High availability is a concept that says you will have zero downtime.
Consider an old world situation. You have a server that is serving exactly one website. On that server you are running an Operating System, a database engine, a web server (Apache/Nginx), an interpreter, and a bunch of code and HTML.
In your browser (client) you type “http://www.awa-example.com”. This causes your computer to send a request to a DNS server to translate “www.awa-example.com” into an IP address. Dozens of computers working in a distributed way work to get that answer. Your browser then opens a TCP/IP connection to the address it was told to use.
When that connection finishes traveling across multiple different servers (routers) it arrives at my server. My server examines the packet and determines that it is addressed to the web server. The web server looks at the request and sees that the request is for www.awa-example.com. It looks through its configuration files and decides on which interpreter to use. It transfers the request to that interpreter.
The interpreter loads configuration files and loads the code to execute/interpret. That code runs and opens a connection to the database engine. The code makes a query to the database, the database returns a result, the code formats it and sends back a message to your browser, which displays it.
If any part of that long set of computers/servers and software fails, your browser doesn’t get an answer to display.

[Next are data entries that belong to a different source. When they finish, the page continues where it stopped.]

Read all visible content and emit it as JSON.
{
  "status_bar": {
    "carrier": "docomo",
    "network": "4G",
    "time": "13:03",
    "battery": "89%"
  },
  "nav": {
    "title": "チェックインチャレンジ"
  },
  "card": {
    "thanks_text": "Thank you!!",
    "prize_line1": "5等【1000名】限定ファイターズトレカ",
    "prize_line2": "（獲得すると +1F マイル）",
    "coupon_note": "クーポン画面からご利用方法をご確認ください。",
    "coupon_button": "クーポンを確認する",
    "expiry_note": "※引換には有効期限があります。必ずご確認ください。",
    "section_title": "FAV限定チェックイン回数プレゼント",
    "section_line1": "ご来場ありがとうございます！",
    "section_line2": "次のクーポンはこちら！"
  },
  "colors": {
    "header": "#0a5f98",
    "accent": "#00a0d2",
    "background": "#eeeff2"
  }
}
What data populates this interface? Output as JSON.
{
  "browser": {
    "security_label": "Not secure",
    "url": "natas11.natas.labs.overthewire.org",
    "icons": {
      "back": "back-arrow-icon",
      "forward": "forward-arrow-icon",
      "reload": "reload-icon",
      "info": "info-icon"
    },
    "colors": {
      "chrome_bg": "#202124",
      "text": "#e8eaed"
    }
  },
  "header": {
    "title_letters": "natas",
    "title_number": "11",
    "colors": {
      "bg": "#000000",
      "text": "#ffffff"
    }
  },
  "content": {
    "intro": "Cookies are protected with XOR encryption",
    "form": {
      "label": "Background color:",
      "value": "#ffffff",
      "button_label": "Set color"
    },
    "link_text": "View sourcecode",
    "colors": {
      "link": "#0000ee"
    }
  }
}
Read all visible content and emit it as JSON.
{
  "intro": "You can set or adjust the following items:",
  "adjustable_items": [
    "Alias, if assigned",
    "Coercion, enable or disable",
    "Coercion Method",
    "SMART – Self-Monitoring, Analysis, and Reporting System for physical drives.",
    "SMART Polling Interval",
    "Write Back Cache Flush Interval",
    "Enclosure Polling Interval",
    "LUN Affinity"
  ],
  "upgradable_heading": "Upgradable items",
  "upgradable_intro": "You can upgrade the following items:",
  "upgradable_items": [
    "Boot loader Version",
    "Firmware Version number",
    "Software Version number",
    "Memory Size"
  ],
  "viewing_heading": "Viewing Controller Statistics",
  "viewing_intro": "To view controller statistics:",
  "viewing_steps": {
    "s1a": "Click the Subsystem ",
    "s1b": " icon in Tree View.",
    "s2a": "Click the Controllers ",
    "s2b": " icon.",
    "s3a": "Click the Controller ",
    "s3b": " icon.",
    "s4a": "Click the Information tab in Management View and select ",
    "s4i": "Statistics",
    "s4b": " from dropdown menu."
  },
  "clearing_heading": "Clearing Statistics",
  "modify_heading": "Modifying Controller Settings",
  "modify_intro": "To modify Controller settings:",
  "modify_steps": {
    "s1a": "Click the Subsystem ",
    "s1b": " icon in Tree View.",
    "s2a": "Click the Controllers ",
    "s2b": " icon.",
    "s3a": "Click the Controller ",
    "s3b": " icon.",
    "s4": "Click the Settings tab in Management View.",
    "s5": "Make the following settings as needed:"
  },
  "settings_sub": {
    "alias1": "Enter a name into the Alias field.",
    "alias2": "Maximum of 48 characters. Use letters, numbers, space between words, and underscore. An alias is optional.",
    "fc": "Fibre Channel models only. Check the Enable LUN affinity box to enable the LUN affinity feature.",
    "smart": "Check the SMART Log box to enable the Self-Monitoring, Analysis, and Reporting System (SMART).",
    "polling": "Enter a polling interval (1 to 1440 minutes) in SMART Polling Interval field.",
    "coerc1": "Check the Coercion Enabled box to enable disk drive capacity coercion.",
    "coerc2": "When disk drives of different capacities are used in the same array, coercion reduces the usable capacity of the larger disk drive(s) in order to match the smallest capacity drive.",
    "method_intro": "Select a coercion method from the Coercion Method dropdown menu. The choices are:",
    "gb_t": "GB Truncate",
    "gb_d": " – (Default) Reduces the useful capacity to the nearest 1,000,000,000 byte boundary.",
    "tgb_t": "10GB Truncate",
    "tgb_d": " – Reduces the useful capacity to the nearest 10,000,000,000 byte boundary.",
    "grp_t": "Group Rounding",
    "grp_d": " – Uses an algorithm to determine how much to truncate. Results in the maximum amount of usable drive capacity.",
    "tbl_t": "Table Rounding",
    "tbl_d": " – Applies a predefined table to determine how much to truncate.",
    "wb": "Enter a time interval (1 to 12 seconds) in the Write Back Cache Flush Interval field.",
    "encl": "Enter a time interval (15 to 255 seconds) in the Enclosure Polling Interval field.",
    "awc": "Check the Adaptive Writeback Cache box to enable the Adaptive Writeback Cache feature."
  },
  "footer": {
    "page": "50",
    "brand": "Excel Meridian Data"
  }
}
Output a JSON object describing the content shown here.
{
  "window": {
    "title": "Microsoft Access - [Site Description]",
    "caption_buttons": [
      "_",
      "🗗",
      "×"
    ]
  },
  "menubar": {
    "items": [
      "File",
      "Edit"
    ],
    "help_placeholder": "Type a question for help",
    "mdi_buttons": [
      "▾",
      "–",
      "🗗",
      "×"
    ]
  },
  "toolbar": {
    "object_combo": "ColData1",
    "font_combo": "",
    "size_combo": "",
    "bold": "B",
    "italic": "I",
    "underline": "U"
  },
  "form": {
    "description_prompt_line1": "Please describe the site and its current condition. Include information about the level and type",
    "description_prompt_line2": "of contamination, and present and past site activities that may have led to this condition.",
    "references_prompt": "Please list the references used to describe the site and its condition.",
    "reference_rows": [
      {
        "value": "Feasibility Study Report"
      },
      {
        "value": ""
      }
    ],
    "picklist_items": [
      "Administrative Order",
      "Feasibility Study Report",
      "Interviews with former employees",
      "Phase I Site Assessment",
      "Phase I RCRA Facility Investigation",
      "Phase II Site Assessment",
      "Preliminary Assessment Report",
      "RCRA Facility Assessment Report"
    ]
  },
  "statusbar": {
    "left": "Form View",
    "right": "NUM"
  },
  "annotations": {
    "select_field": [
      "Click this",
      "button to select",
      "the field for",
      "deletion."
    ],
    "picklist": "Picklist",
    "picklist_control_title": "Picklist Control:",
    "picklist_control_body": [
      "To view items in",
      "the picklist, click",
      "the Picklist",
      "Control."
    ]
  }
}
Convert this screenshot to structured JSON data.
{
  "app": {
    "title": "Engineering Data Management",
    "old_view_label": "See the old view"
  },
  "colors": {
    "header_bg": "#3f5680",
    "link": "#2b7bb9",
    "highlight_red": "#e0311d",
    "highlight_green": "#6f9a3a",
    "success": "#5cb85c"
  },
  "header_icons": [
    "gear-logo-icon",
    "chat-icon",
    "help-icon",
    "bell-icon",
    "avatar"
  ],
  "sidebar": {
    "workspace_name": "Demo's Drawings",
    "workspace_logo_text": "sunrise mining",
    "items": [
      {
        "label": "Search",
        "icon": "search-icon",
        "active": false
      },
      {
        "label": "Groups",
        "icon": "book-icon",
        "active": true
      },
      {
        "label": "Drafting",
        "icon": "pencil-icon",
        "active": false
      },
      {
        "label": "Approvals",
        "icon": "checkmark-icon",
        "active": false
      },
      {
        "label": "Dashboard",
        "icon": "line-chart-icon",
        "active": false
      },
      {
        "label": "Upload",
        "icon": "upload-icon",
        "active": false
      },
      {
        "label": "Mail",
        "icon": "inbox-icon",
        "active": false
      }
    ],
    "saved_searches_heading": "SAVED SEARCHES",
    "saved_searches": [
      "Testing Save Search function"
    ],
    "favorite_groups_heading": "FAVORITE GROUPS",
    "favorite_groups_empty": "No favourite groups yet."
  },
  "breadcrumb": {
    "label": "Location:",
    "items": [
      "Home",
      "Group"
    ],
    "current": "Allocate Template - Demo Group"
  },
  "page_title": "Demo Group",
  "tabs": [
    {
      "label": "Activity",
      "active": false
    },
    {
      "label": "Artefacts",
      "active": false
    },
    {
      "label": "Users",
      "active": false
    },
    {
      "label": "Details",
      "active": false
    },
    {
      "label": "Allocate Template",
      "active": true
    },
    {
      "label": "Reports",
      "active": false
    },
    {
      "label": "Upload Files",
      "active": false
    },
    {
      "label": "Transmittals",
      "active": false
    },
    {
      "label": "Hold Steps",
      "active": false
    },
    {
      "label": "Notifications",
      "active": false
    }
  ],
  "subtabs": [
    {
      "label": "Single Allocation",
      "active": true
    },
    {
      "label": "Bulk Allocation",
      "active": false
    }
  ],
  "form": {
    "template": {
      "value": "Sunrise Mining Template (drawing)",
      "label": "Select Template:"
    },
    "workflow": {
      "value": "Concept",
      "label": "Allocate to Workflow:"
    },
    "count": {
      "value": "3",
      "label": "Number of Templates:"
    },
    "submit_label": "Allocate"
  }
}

We have a “demark” that marks the point of responsibility. Anything outside the demark is “their” problem. Anything inside the demark, including the demark, is our issue.
What that means is that in a high availability system, there has to be at least two of everything. On the outside, we must have two “theirs” and two demarks. Linode provides us those multiple “theirs” and demarks. If one link into their data center dies, the others take up the load and everything continues as if nothing was at issue.
If we are worried about the data center, they offer data centers all around the world. We are happy with just one data center.
At their demark they send traffic to one of two “node balancers” we have purchased. These are in different racks. Each is capable of handling all traffic into our cluster. If they need to update the node balancer, they can update one, wait until it is up and running, then update the other. This is either software or hardware. They can physically turn off one rack, and we won’t even notice.
We use a cluster to support our clients. There are 6 nodes (servers) in our cluster. 4 are ours, two are theirs. Their nodes are used for the “control-plane”. This is what controls our cluster. When we tell our cluster to do something, it is the control-plane which orchestrates the other nodes.
We run two ingress pods. The node balancers send traffic to these pods directly to our nodes in a round-robin. If we need to upgrade our ingress, the cluster will create a new ingress pod, make sure it is up and running, then terminate one of the old ingress pods. It then launches another ingress pod, when that is up and running, it terminates the last old one.
There is NO downtime as this happens.
The ingress sends handles external SSL and internal traffic to services. The cluster receives traffic at the service and forwards that traffic to which ever pod is providing the service. If we run at least two pods, we will not have downtime. We set things up so that pods run on different nodes, if possible, so a node failure doesn’t take down all the pods.
Which brings us to the tail end of all of this. Our pod.
Our pod, in this case, is running WordPress. If the pods can mount a file system in ReadWriteMany then multiple pods can access the same files at the same time. WordPress has a directory of content. These are files that we upload, images, PDFs, videos, themes, and a boatload of other things. We want to have that directory accessible by all our WordPress pods.
We don’t have to worry about the database, that runs in its cluster. If one of the database engines dies, the others take over with no loss of function. We run a hot spare style of replication. We could use a multi-master version, it isn’t worth it at this time.
And this brings us to The Issue. Linode provides us with persistent volumes. This works perfectly for many situations. Unfortunately, those persistent volumes are ReadWriteOnly. This means that only one pod can access the files at a time.
Since there is only one pod, there is no redundancy. If that pod fails, the site goes down. If the node that the pod is running on fails, the pod fails, the site goes down.
On good days, when a pod fails, it is restarted and the replacement is up and running shortly thereafter. Downtime is low, but not zero.
Linode isn’t going to offer a ReadWriteMany anytime soon.
Which brings me to Ceph!
Ceph is a distributed block storage system with the ability to run a distributed file system on top of that block storage.
All I should need to do is deploy it to my cluster. Sure, if I want to buy 3 more nodes/servers and a bunch of disk space for them. Think $1000s of dollars per month.
But there is a version for Kubernetes called “rook”. It can even use persistent volumes. After a few days of fighting this on my local Kubernetes cluster, I finally got it working. All that was required was to deploy it to Linode.
12 hours of fighting and I finally got it mostly functional. Until I went to allocate block storage for Ceph. Linode doesn’t allow block persistent volumes! ARGH! I’m stopped.
Then around 2300 Monday I got it. I used the same volumes that Linode’s persistent volumes used and attached them directly to my nodes as block storage. Amazing! It works.
Today I got it all configured and running. I will be upgrading GFZ to be a HA site in the upcoming weeks.
The world is better.